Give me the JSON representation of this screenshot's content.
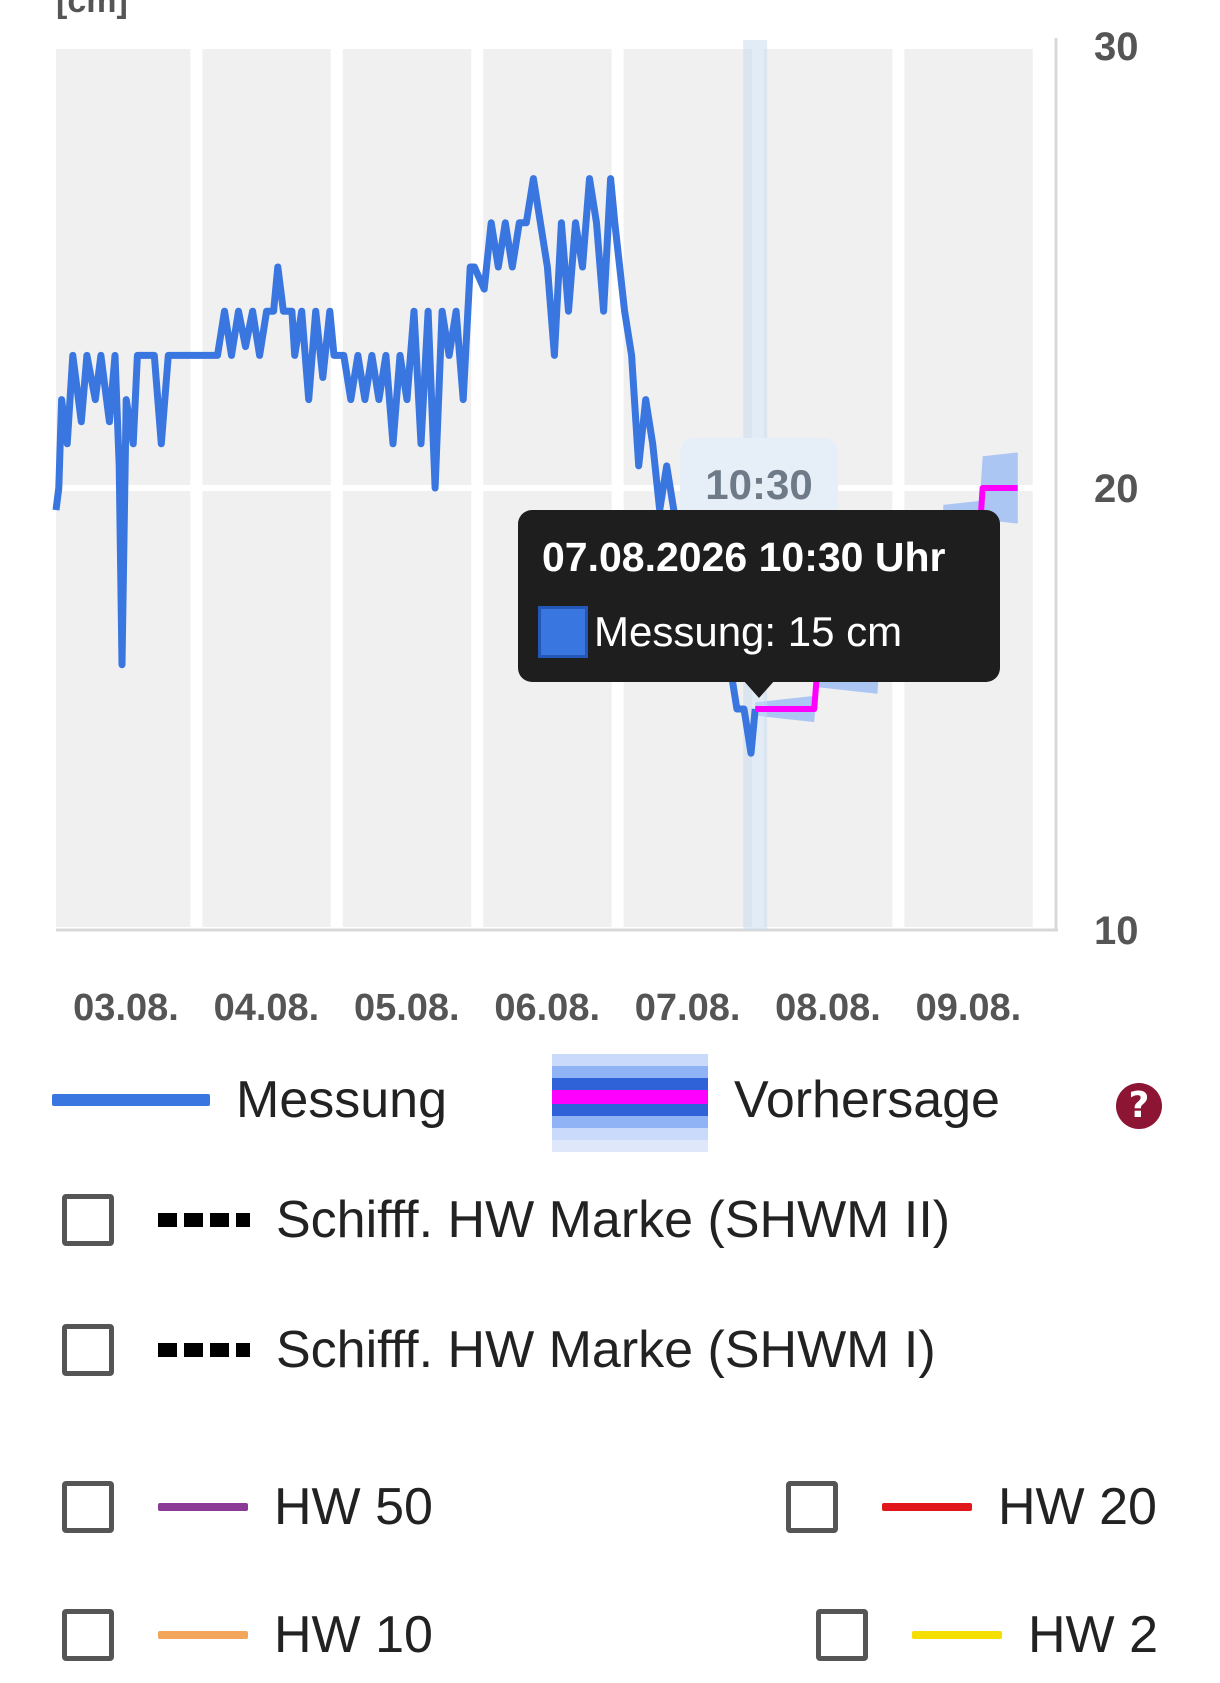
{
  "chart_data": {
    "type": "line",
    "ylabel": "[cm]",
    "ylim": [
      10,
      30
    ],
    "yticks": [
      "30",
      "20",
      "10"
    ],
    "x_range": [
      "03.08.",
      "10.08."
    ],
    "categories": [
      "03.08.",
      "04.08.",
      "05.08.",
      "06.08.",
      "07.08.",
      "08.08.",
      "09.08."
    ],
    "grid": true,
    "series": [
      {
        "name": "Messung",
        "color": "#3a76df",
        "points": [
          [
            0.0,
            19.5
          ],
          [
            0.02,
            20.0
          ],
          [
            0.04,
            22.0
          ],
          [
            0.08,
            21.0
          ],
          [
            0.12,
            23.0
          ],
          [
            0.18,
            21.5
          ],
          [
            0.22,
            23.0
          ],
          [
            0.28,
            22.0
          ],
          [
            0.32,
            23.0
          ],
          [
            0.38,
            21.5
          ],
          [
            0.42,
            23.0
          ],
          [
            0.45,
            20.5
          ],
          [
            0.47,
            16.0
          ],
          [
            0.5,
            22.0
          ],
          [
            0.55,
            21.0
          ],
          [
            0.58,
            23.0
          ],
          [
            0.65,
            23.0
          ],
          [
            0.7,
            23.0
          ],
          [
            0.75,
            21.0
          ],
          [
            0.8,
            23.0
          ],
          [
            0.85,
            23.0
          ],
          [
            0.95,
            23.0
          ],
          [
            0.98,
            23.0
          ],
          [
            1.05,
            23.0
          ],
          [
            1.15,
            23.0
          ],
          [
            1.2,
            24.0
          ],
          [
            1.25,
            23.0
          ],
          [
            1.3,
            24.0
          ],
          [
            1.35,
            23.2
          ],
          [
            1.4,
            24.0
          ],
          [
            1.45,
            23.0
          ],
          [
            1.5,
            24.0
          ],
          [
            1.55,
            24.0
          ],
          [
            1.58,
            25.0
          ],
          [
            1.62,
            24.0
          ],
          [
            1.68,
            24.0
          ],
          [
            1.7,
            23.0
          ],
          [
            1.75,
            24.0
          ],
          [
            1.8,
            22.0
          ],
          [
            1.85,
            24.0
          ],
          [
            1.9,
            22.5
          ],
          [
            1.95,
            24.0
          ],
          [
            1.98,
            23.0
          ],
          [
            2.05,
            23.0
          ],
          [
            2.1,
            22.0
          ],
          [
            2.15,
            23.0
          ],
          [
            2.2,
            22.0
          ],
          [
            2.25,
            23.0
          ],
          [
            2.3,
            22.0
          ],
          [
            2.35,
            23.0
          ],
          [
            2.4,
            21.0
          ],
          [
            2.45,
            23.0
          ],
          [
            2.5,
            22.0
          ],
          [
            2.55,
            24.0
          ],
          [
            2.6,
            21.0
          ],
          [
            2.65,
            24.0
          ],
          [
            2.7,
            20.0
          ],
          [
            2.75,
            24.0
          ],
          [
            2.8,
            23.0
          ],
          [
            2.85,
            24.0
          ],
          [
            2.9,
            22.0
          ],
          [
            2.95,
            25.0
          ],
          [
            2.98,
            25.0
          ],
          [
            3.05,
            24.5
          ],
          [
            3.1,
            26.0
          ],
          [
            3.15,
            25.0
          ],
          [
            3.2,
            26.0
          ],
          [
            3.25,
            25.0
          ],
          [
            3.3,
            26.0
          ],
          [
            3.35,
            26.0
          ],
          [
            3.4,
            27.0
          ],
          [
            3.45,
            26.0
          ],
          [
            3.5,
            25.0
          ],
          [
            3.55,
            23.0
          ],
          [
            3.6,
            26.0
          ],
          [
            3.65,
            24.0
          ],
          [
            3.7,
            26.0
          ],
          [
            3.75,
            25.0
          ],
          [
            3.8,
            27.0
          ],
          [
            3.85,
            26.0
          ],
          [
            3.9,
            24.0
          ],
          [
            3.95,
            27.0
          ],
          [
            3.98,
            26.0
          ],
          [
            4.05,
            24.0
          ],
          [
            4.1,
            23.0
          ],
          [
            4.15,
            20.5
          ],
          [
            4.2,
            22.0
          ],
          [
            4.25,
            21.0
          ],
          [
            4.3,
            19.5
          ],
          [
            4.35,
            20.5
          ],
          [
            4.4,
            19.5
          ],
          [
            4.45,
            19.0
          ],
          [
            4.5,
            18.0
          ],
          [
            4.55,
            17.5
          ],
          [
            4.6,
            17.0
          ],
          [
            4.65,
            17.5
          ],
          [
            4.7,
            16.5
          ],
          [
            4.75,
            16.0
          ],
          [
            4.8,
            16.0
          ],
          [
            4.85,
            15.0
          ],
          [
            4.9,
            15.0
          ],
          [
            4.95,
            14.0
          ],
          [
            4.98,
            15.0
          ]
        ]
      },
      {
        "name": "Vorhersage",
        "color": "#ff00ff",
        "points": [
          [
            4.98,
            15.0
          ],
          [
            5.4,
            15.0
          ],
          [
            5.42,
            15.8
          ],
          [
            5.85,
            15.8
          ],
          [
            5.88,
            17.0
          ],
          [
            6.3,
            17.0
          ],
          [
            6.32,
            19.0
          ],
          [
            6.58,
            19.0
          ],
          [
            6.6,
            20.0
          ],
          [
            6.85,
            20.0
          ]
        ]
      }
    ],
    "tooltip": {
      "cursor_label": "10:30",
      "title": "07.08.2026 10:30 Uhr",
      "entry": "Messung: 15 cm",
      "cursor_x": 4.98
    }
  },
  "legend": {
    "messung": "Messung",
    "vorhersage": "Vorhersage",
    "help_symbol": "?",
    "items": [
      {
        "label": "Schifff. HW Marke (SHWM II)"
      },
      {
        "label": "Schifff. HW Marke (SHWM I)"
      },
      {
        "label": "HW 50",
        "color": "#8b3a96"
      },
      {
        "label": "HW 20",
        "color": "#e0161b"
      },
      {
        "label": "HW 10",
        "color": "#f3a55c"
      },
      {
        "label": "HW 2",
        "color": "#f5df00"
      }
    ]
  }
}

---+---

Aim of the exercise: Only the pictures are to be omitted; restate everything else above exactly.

Output:
Give me the JSON representation of this screenshot's content.
{
  "chart_data": {
    "type": "line",
    "ylabel": "[cm]",
    "ylim": [
      10,
      30
    ],
    "yticks": [
      "30",
      "20",
      "10"
    ],
    "x_range": [
      "03.08.",
      "10.08."
    ],
    "categories": [
      "03.08.",
      "04.08.",
      "05.08.",
      "06.08.",
      "07.08.",
      "08.08.",
      "09.08."
    ],
    "grid": true,
    "series": [
      {
        "name": "Messung",
        "color": "#3a76df",
        "points": [
          [
            0.0,
            19.5
          ],
          [
            0.02,
            20.0
          ],
          [
            0.04,
            22.0
          ],
          [
            0.08,
            21.0
          ],
          [
            0.12,
            23.0
          ],
          [
            0.18,
            21.5
          ],
          [
            0.22,
            23.0
          ],
          [
            0.28,
            22.0
          ],
          [
            0.32,
            23.0
          ],
          [
            0.38,
            21.5
          ],
          [
            0.42,
            23.0
          ],
          [
            0.45,
            20.5
          ],
          [
            0.47,
            16.0
          ],
          [
            0.5,
            22.0
          ],
          [
            0.55,
            21.0
          ],
          [
            0.58,
            23.0
          ],
          [
            0.65,
            23.0
          ],
          [
            0.7,
            23.0
          ],
          [
            0.75,
            21.0
          ],
          [
            0.8,
            23.0
          ],
          [
            0.85,
            23.0
          ],
          [
            0.95,
            23.0
          ],
          [
            0.98,
            23.0
          ],
          [
            1.05,
            23.0
          ],
          [
            1.15,
            23.0
          ],
          [
            1.2,
            24.0
          ],
          [
            1.25,
            23.0
          ],
          [
            1.3,
            24.0
          ],
          [
            1.35,
            23.2
          ],
          [
            1.4,
            24.0
          ],
          [
            1.45,
            23.0
          ],
          [
            1.5,
            24.0
          ],
          [
            1.55,
            24.0
          ],
          [
            1.58,
            25.0
          ],
          [
            1.62,
            24.0
          ],
          [
            1.68,
            24.0
          ],
          [
            1.7,
            23.0
          ],
          [
            1.75,
            24.0
          ],
          [
            1.8,
            22.0
          ],
          [
            1.85,
            24.0
          ],
          [
            1.9,
            22.5
          ],
          [
            1.95,
            24.0
          ],
          [
            1.98,
            23.0
          ],
          [
            2.05,
            23.0
          ],
          [
            2.1,
            22.0
          ],
          [
            2.15,
            23.0
          ],
          [
            2.2,
            22.0
          ],
          [
            2.25,
            23.0
          ],
          [
            2.3,
            22.0
          ],
          [
            2.35,
            23.0
          ],
          [
            2.4,
            21.0
          ],
          [
            2.45,
            23.0
          ],
          [
            2.5,
            22.0
          ],
          [
            2.55,
            24.0
          ],
          [
            2.6,
            21.0
          ],
          [
            2.65,
            24.0
          ],
          [
            2.7,
            20.0
          ],
          [
            2.75,
            24.0
          ],
          [
            2.8,
            23.0
          ],
          [
            2.85,
            24.0
          ],
          [
            2.9,
            22.0
          ],
          [
            2.95,
            25.0
          ],
          [
            2.98,
            25.0
          ],
          [
            3.05,
            24.5
          ],
          [
            3.1,
            26.0
          ],
          [
            3.15,
            25.0
          ],
          [
            3.2,
            26.0
          ],
          [
            3.25,
            25.0
          ],
          [
            3.3,
            26.0
          ],
          [
            3.35,
            26.0
          ],
          [
            3.4,
            27.0
          ],
          [
            3.45,
            26.0
          ],
          [
            3.5,
            25.0
          ],
          [
            3.55,
            23.0
          ],
          [
            3.6,
            26.0
          ],
          [
            3.65,
            24.0
          ],
          [
            3.7,
            26.0
          ],
          [
            3.75,
            25.0
          ],
          [
            3.8,
            27.0
          ],
          [
            3.85,
            26.0
          ],
          [
            3.9,
            24.0
          ],
          [
            3.95,
            27.0
          ],
          [
            3.98,
            26.0
          ],
          [
            4.05,
            24.0
          ],
          [
            4.1,
            23.0
          ],
          [
            4.15,
            20.5
          ],
          [
            4.2,
            22.0
          ],
          [
            4.25,
            21.0
          ],
          [
            4.3,
            19.5
          ],
          [
            4.35,
            20.5
          ],
          [
            4.4,
            19.5
          ],
          [
            4.45,
            19.0
          ],
          [
            4.5,
            18.0
          ],
          [
            4.55,
            17.5
          ],
          [
            4.6,
            17.0
          ],
          [
            4.65,
            17.5
          ],
          [
            4.7,
            16.5
          ],
          [
            4.75,
            16.0
          ],
          [
            4.8,
            16.0
          ],
          [
            4.85,
            15.0
          ],
          [
            4.9,
            15.0
          ],
          [
            4.95,
            14.0
          ],
          [
            4.98,
            15.0
          ]
        ]
      },
      {
        "name": "Vorhersage",
        "color": "#ff00ff",
        "points": [
          [
            4.98,
            15.0
          ],
          [
            5.4,
            15.0
          ],
          [
            5.42,
            15.8
          ],
          [
            5.85,
            15.8
          ],
          [
            5.88,
            17.0
          ],
          [
            6.3,
            17.0
          ],
          [
            6.32,
            19.0
          ],
          [
            6.58,
            19.0
          ],
          [
            6.6,
            20.0
          ],
          [
            6.85,
            20.0
          ]
        ]
      }
    ],
    "tooltip": {
      "cursor_label": "10:30",
      "title": "07.08.2026 10:30 Uhr",
      "entry": "Messung: 15 cm",
      "cursor_x": 4.98
    }
  },
  "legend": {
    "messung": "Messung",
    "vorhersage": "Vorhersage",
    "help_symbol": "?",
    "items": [
      {
        "label": "Schifff. HW Marke (SHWM II)"
      },
      {
        "label": "Schifff. HW Marke (SHWM I)"
      },
      {
        "label": "HW 50",
        "color": "#8b3a96"
      },
      {
        "label": "HW 20",
        "color": "#e0161b"
      },
      {
        "label": "HW 10",
        "color": "#f3a55c"
      },
      {
        "label": "HW 2",
        "color": "#f5df00"
      }
    ]
  }
}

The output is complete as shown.